Even though a recent poll shows that a majority of Quebeckers prefer Western Canadian oil, the results are as good as nothing. Quebec voters haven't done a damn thing to support Alberta besides tell polling agencies how much they prefer our oil. There aren't any boycotts. There aren't any angry op-eds from high profile Quebeckers. There aren't any pro-Alberta protests in Montreal. There aren't any political leaders from Quebec vouching for Alberta to get a better deal and there sure hasn't been an effort to elect anything other than resentful, left-wing socialists and separatists. Quebec's age-old resentment of the West is culminating into an equally powerful resentment of Quebec in Alberta.
Jason Kenney, being a self-professed Canadian nationalist, will try to beat Trudeau before really using separatism as a weapon. Luckily, he'll have friends in Saskatchewan, Manitoba, Ontario and maybe New Brunswick to help him. If provincial conservatives across Canada can effectively beat Justin Trudeau, not necessarily in an election, but beat his policies, they could all quell Alberta's growing separatist sentiments.
If they fail, separatism will become the only remaining option leading up to 2023—from another four years of Justin Trudeau's exclusionary policies.
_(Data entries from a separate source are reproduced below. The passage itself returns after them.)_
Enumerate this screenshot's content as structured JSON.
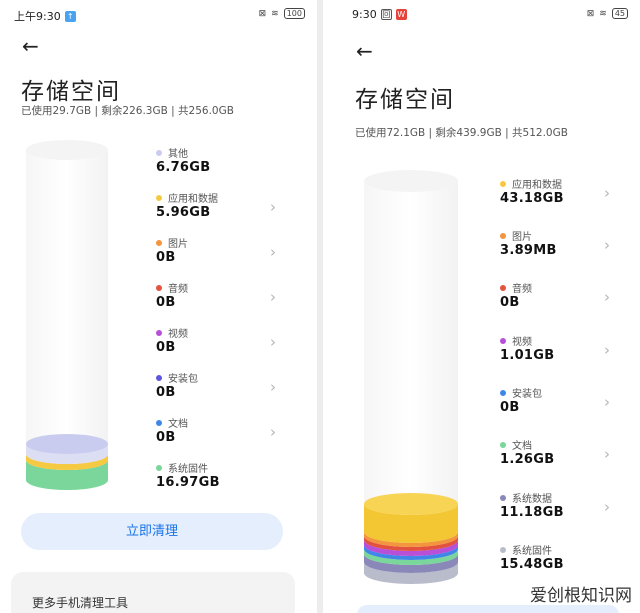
{
  "left": {
    "status": {
      "time": "上午9:30",
      "battery": "100"
    },
    "title": "存储空间",
    "summary": "已使用29.7GB | 剩余226.3GB | 共256.0GB",
    "categories": [
      {
        "label": "其他",
        "value": "6.76GB",
        "color": "#c9ccee",
        "chevron": false
      },
      {
        "label": "应用和数据",
        "value": "5.96GB",
        "color": "#f6c942",
        "chevron": true
      },
      {
        "label": "图片",
        "value": "0B",
        "color": "#f3943f",
        "chevron": true
      },
      {
        "label": "音频",
        "value": "0B",
        "color": "#e2523f",
        "chevron": true
      },
      {
        "label": "视频",
        "value": "0B",
        "color": "#b84fd8",
        "chevron": true
      },
      {
        "label": "安装包",
        "value": "0B",
        "color": "#5e55de",
        "chevron": true
      },
      {
        "label": "文档",
        "value": "0B",
        "color": "#3f86e8",
        "chevron": true
      },
      {
        "label": "系统固件",
        "value": "16.97GB",
        "color": "#7ad69a",
        "chevron": false
      }
    ],
    "clean_button": "立即清理",
    "more_tools": "更多手机清理工具"
  },
  "right": {
    "status": {
      "time": "9:30",
      "battery": "45"
    },
    "title": "存储空间",
    "summary": "已使用72.1GB | 剩余439.9GB | 共512.0GB",
    "categories": [
      {
        "label": "应用和数据",
        "value": "43.18GB",
        "color": "#f6c942",
        "chevron": true
      },
      {
        "label": "图片",
        "value": "3.89MB",
        "color": "#f3943f",
        "chevron": true
      },
      {
        "label": "音频",
        "value": "0B",
        "color": "#e2523f",
        "chevron": true
      },
      {
        "label": "视频",
        "value": "1.01GB",
        "color": "#b84fd8",
        "chevron": true
      },
      {
        "label": "安装包",
        "value": "0B",
        "color": "#3f86e8",
        "chevron": true
      },
      {
        "label": "文档",
        "value": "1.26GB",
        "color": "#7ad69a",
        "chevron": true
      },
      {
        "label": "系统数据",
        "value": "11.18GB",
        "color": "#8a88b8",
        "chevron": true
      },
      {
        "label": "系统固件",
        "value": "15.48GB",
        "color": "#b9bccb",
        "chevron": false
      }
    ]
  },
  "watermark": "爱创根知识网"
}
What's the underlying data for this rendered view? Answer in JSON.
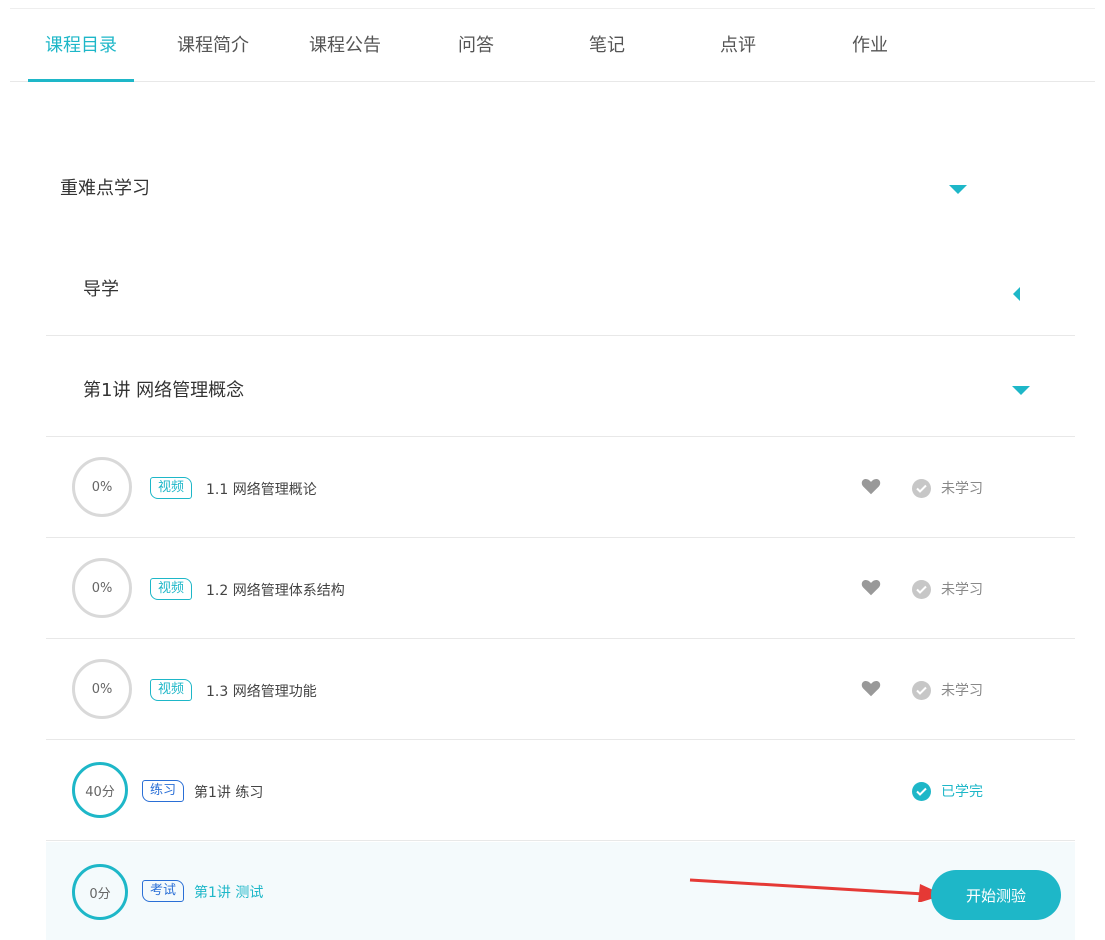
{
  "tabs": [
    "课程目录",
    "课程简介",
    "课程公告",
    "问答",
    "笔记",
    "点评",
    "作业"
  ],
  "section": {
    "title": "重难点学习"
  },
  "chapters": [
    {
      "title": "导学"
    },
    {
      "title": "第1讲 网络管理概念"
    }
  ],
  "items": [
    {
      "progress": "0%",
      "tag": "视频",
      "title": "1.1 网络管理概论",
      "status": "未学习"
    },
    {
      "progress": "0%",
      "tag": "视频",
      "title": "1.2 网络管理体系结构",
      "status": "未学习"
    },
    {
      "progress": "0%",
      "tag": "视频",
      "title": "1.3 网络管理功能",
      "status": "未学习"
    },
    {
      "progress": "40分",
      "tag": "练习",
      "title": "第1讲 练习",
      "status": "已学完"
    },
    {
      "progress": "0分",
      "tag": "考试",
      "title": "第1讲 测试",
      "button": "开始测验"
    }
  ],
  "colors": {
    "accent": "#1eb7c8",
    "tag_blue": "#2a6fd6",
    "arrow": "#e53935"
  },
  "icons": {
    "favorite": "heart-icon",
    "status": "check-circle-icon",
    "expand": "caret-down-icon",
    "collapse": "caret-left-icon"
  }
}
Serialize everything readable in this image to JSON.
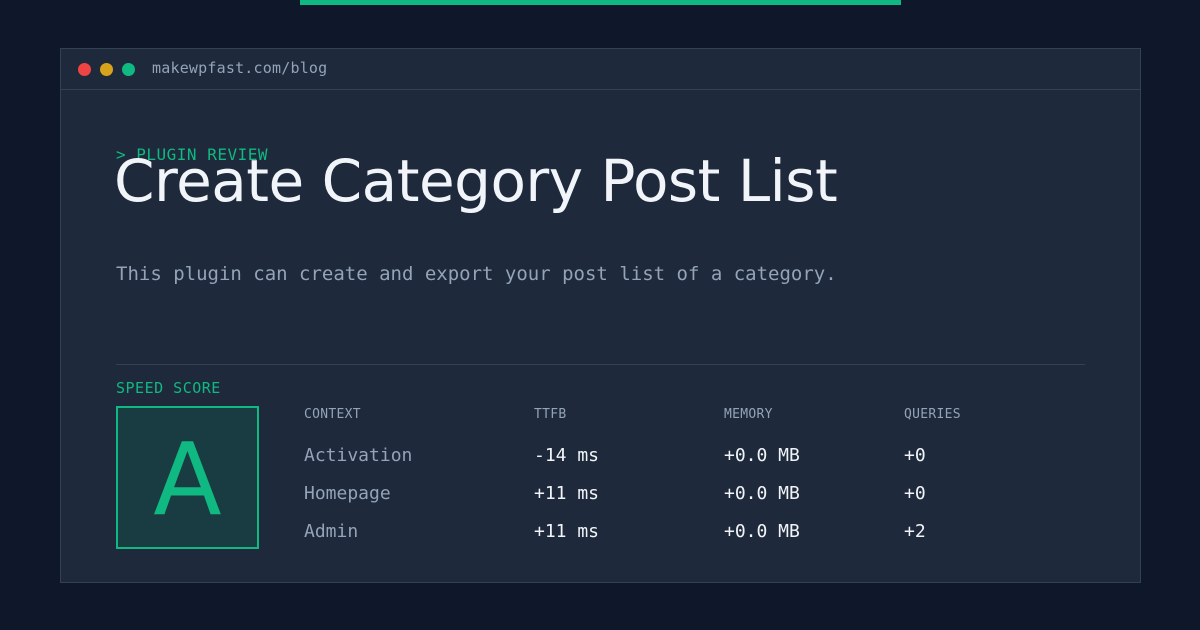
{
  "window": {
    "url": "makewpfast.com/blog"
  },
  "hero": {
    "eyebrow": "> PLUGIN REVIEW",
    "title": "Create Category Post List",
    "description": "This plugin can create and export your post list of a category."
  },
  "score": {
    "label": "SPEED SCORE",
    "grade": "A"
  },
  "metrics": {
    "columns": [
      "CONTEXT",
      "TTFB",
      "MEMORY",
      "QUERIES"
    ],
    "rows": [
      [
        "Activation",
        "-14 ms",
        "+0.0 MB",
        "+0"
      ],
      [
        "Homepage",
        "+11 ms",
        "+0.0 MB",
        "+0"
      ],
      [
        "Admin",
        "+11 ms",
        "+0.0 MB",
        "+2"
      ]
    ]
  },
  "colors": {
    "accent": "#10b981",
    "background": "#0f172a",
    "panel": "#1e293b"
  }
}
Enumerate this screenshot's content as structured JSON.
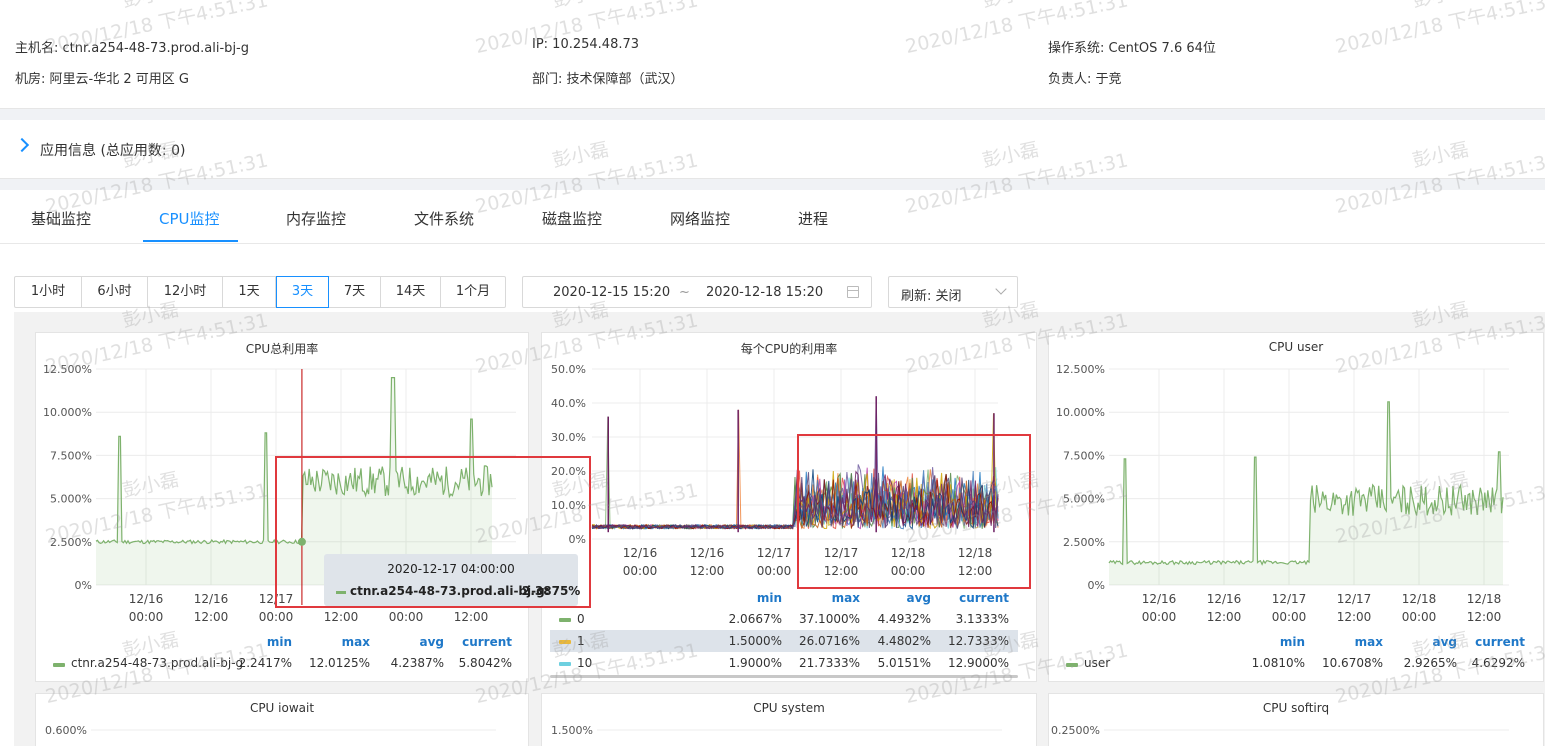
{
  "host": {
    "hostname": "主机名: ctnr.a254-48-73.prod.ali-bj-g",
    "ip": "IP: 10.254.48.73",
    "os": "操作系统: CentOS 7.6 64位",
    "idc": "机房: 阿里云-华北 2 可用区 G",
    "dept": "部门: 技术保障部（武汉）",
    "owner": "负责人: 于竞"
  },
  "app_info": {
    "title": "应用信息 (总应用数: 0)"
  },
  "tabs": [
    "基础监控",
    "CPU监控",
    "内存监控",
    "文件系统",
    "磁盘监控",
    "网络监控",
    "进程"
  ],
  "active_tab": "CPU监控",
  "time_ranges": [
    "1小时",
    "6小时",
    "12小时",
    "1天",
    "3天",
    "7天",
    "14天",
    "1个月"
  ],
  "active_range": "3天",
  "date_range": {
    "start": "2020-12-15 15:20",
    "sep": "~",
    "end": "2020-12-18 15:20"
  },
  "refresh": {
    "label": "刷新: 关闭"
  },
  "colors": {
    "accent": "#1890ff",
    "series_green": "#7eb26d",
    "annotation": "#e0393e"
  },
  "watermark": {
    "name": "彭小磊",
    "time": "2020/12/18 下午4:51:31"
  },
  "tooltip": {
    "time": "2020-12-17 04:00:00",
    "series": "ctnr.a254-48-73.prod.ali-bj-g:",
    "value": "2.3875%"
  },
  "legend_headers": {
    "min": "min",
    "max": "max",
    "avg": "avg",
    "current": "current"
  },
  "chart_data": [
    {
      "type": "area",
      "title": "CPU总利用率",
      "y_ticks": [
        "12.500%",
        "10.000%",
        "7.500%",
        "5.000%",
        "2.500%",
        "0%"
      ],
      "ylim": [
        0,
        12.5
      ],
      "x_ticks": [
        [
          "12/16",
          "00:00"
        ],
        [
          "12/16",
          "12:00"
        ],
        [
          "12/17",
          "00:00"
        ],
        [
          "12/17",
          "12:00"
        ],
        [
          "12/18",
          "00:00"
        ],
        [
          "12/18",
          "12:00"
        ]
      ],
      "series": [
        {
          "name": "ctnr.a254-48-73.prod.ali-bj-g",
          "color": "#7eb26d",
          "min": "2.2417%",
          "max": "12.0125%",
          "avg": "4.2387%",
          "current": "5.8042%"
        }
      ],
      "spikes": [
        [
          0.06,
          8.6
        ],
        [
          0.43,
          8.8
        ],
        [
          0.75,
          12.0
        ],
        [
          0.95,
          9.6
        ]
      ],
      "step": {
        "x": 0.52,
        "before": 2.5,
        "after": 6.0
      },
      "cursor_x": 0.52
    },
    {
      "type": "line",
      "title": "每个CPU的利用率",
      "y_ticks": [
        "50.0%",
        "40.0%",
        "30.0%",
        "20.0%",
        "10.0%",
        "0%"
      ],
      "ylim": [
        0,
        50
      ],
      "x_ticks": [
        [
          "12/16",
          "00:00"
        ],
        [
          "12/16",
          "12:00"
        ],
        [
          "12/17",
          "00:00"
        ],
        [
          "12/17",
          "12:00"
        ],
        [
          "12/18",
          "00:00"
        ],
        [
          "12/18",
          "12:00"
        ]
      ],
      "series": [
        {
          "name": "0",
          "color": "#7eb26d",
          "min": "2.0667%",
          "max": "37.1000%",
          "avg": "4.4932%",
          "current": "3.1333%"
        },
        {
          "name": "1",
          "color": "#eab839",
          "min": "1.5000%",
          "max": "26.0716%",
          "avg": "4.4802%",
          "current": "12.7333%"
        },
        {
          "name": "10",
          "color": "#6ed0e0",
          "min": "1.9000%",
          "max": "21.7333%",
          "avg": "5.0151%",
          "current": "12.9000%"
        }
      ],
      "spikes": [
        [
          0.04,
          36
        ],
        [
          0.36,
          38
        ],
        [
          0.7,
          42
        ],
        [
          0.99,
          37
        ]
      ],
      "step": {
        "x": 0.5,
        "before": 3,
        "after": 12
      }
    },
    {
      "type": "area",
      "title": "CPU user",
      "y_ticks": [
        "12.500%",
        "10.000%",
        "7.500%",
        "5.000%",
        "2.500%",
        "0%"
      ],
      "ylim": [
        0,
        12.5
      ],
      "x_ticks": [
        [
          "12/16",
          "00:00"
        ],
        [
          "12/16",
          "12:00"
        ],
        [
          "12/17",
          "00:00"
        ],
        [
          "12/17",
          "12:00"
        ],
        [
          "12/18",
          "00:00"
        ],
        [
          "12/18",
          "12:00"
        ]
      ],
      "series": [
        {
          "name": "user",
          "color": "#7eb26d",
          "min": "1.0810%",
          "max": "10.6708%",
          "avg": "2.9265%",
          "current": "4.6292%"
        }
      ],
      "spikes": [
        [
          0.04,
          7.3
        ],
        [
          0.37,
          7.4
        ],
        [
          0.71,
          10.6
        ],
        [
          0.99,
          7.7
        ]
      ],
      "step": {
        "x": 0.51,
        "before": 1.3,
        "after": 4.9
      }
    },
    {
      "type": "line",
      "title": "CPU iowait",
      "y_ticks": [
        "0.600%"
      ]
    },
    {
      "type": "line",
      "title": "CPU system",
      "y_ticks": [
        "1.500%"
      ]
    },
    {
      "type": "line",
      "title": "CPU softirq",
      "y_ticks": [
        "0.2500%"
      ]
    }
  ]
}
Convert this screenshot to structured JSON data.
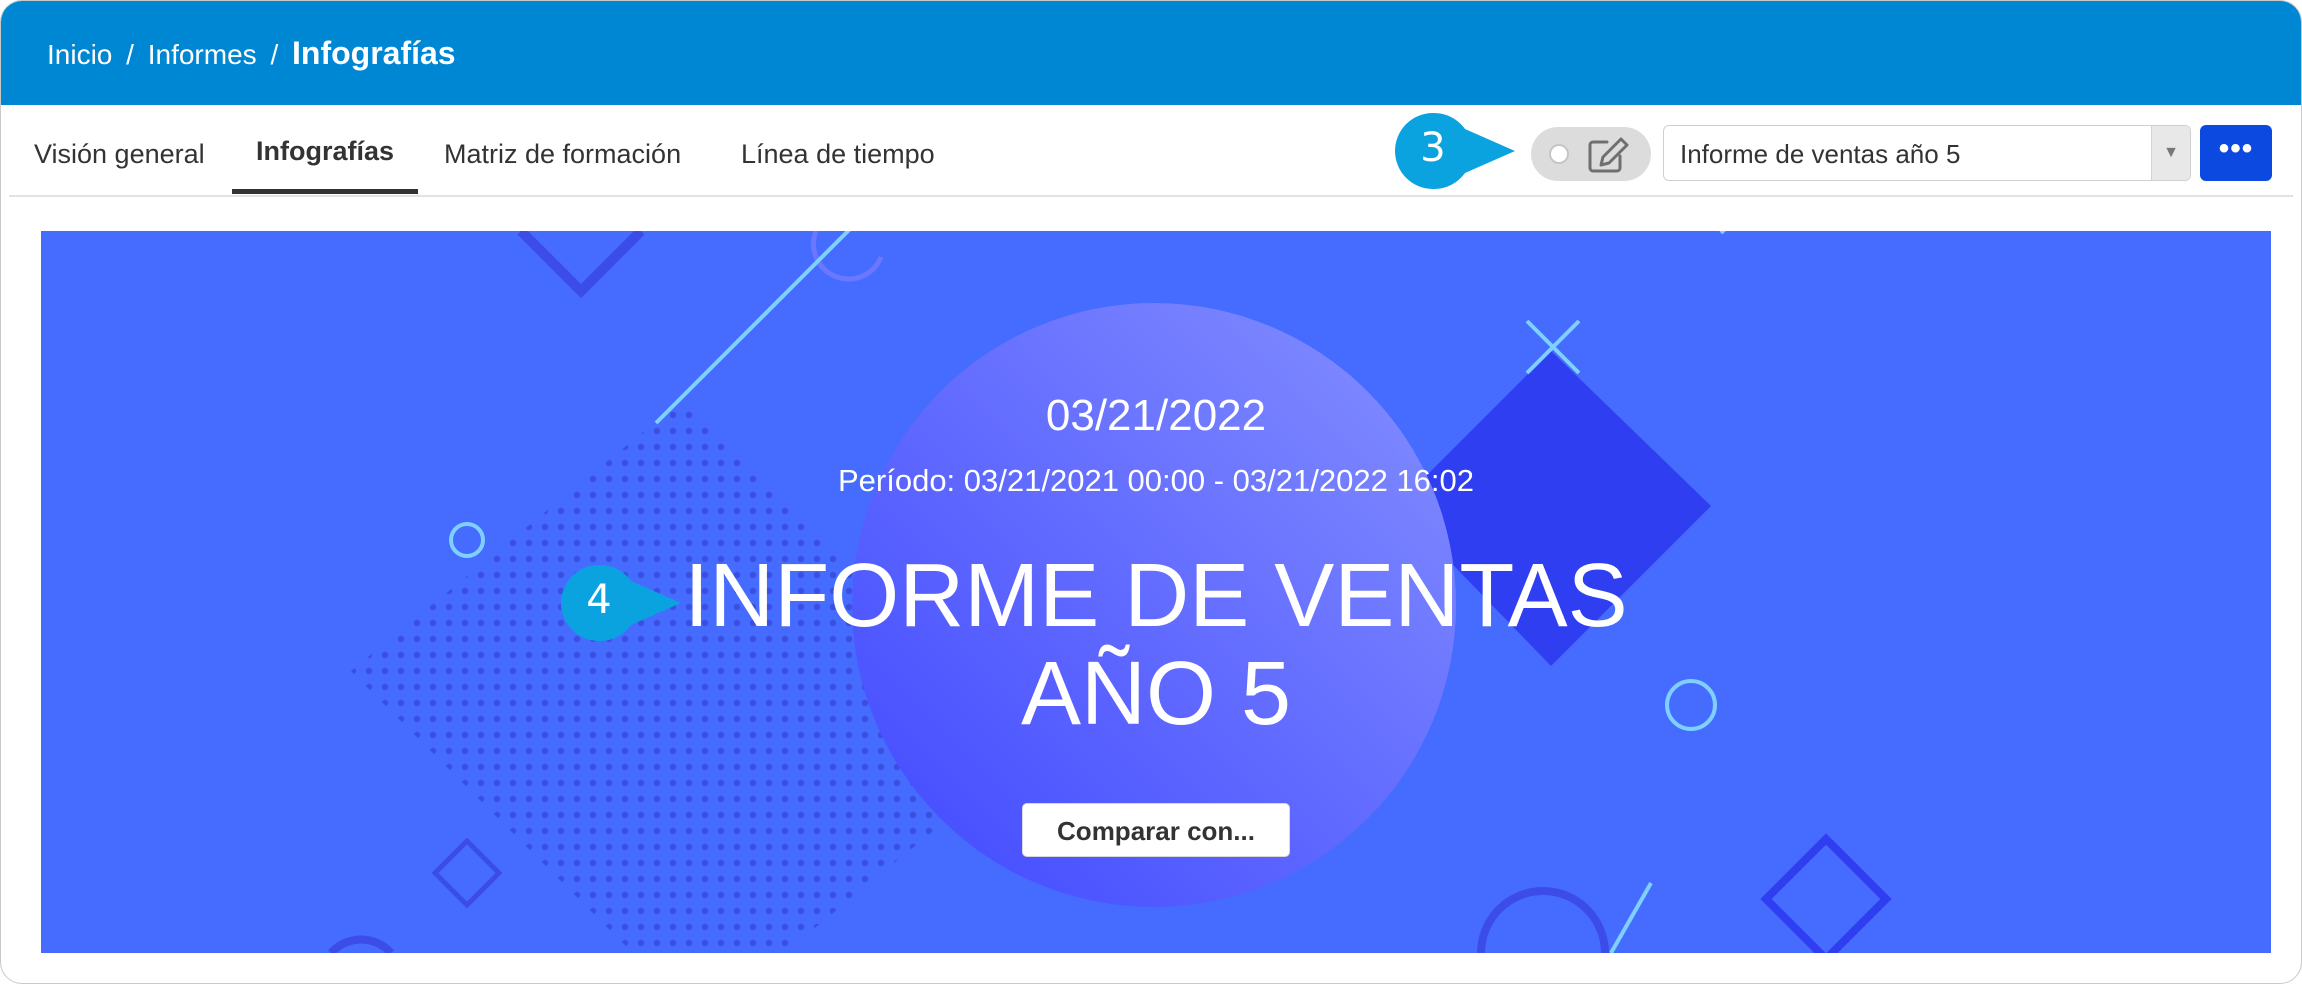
{
  "breadcrumb": {
    "items": [
      "Inicio",
      "Informes"
    ],
    "separator": "/",
    "current": "Infografías"
  },
  "tabs": [
    {
      "label": "Visión general",
      "active": false
    },
    {
      "label": "Infografías",
      "active": true
    },
    {
      "label": "Matriz de formación",
      "active": false
    },
    {
      "label": "Línea de tiempo",
      "active": false
    }
  ],
  "toolbar": {
    "edit_toggle_icon": "pencil-square-icon",
    "report_select_value": "Informe de ventas año 5",
    "dropdown_arrow": "▼",
    "more_button_label": "•••"
  },
  "callouts": {
    "callout_3": "3",
    "callout_4": "4"
  },
  "banner": {
    "date": "03/21/2022",
    "period": "Período: 03/21/2021 00:00 - 03/21/2022 16:02",
    "title_line1": "INFORME DE VENTAS",
    "title_line2": "AÑO 5",
    "compare_button": "Comparar con..."
  },
  "colors": {
    "header": "#0087d4",
    "callout": "#0aa3e0",
    "banner": "#456cff",
    "primary_button": "#0b49e0"
  }
}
To beat Trudeau and his majority, provincial conservatives will have to use Canada's judiciary system to fight policies and laws that put Alberta at a disadvantage. Already, many of Trudeau's exclusionary policies could be considered unconstitutional—or as some critics have called them, borderline treasonous.
In the coming years, the answer to Alberta's woes will become more clear. It's fight, or separate.